There are often two or more prices on the sticker; the Manufacturer’s Suggested Retail Price (MSRP) and what the dealership is charging. The MSRP is what the manufacturer recommends the car goes for. The invoice price is an approximate value paid for the dealer to buy the car, often higher than the MSRP.
Another important part of the invoice sticker is the “charges” section. This is what the manufacturer has charged the dealer for a variety of different services such as transportation and advertising. These charges are non-refundable and non-negotiable and will add to the price of the vehicle. After all, the dealer will want to recoup these prices in order to make money off the vehicle. These items are listed simply to help explain the dealer’s price more clearly.
And here comes the fun part of the invoice: the options. This is the part that lists all the various items that come with your specific vehicle. Vehicle models come in a variety of trims that come with different features such as heated seats, power windows, powerful audio systems and much more. Read through this list to see the options included on this vehicle and get a better understanding of its price.
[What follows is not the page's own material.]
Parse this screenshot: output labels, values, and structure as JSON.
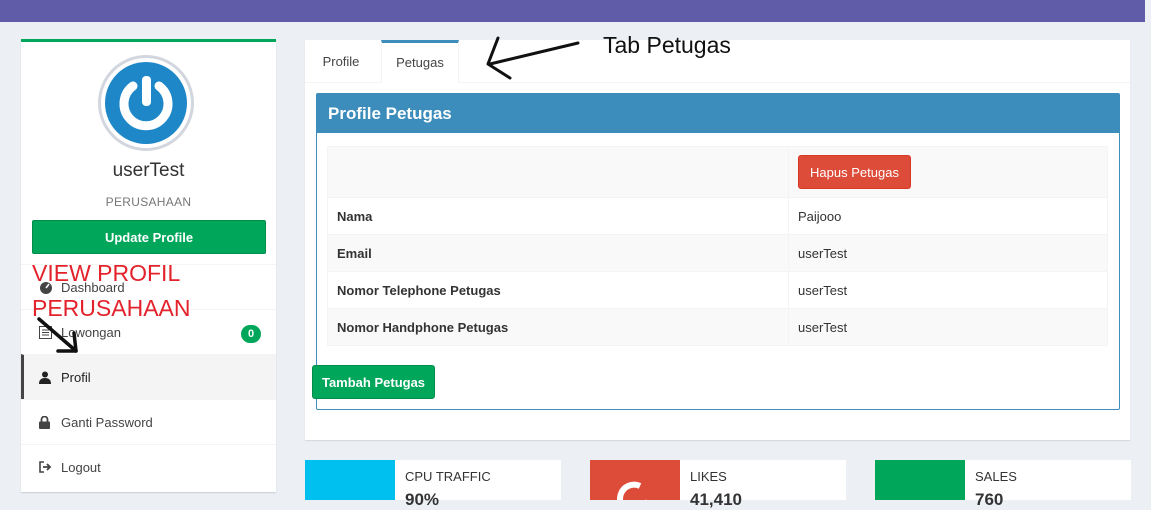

The last part of the invoice that helps explain the cost of your vehicle is the “holdback” charges section. These items are charged to the price of your vehicle as part of keeping the dealership open as they help to pay business expenses. These expenses include displaying and maintaining the vehicle as well as commissions earned by whoever sells the vehicle. This money is given to the dealer by the manufacturer once the car is sold. Without these holdback charges, dealerships couldn’t stay in business.
April 28, 2013 by Jamie Rettig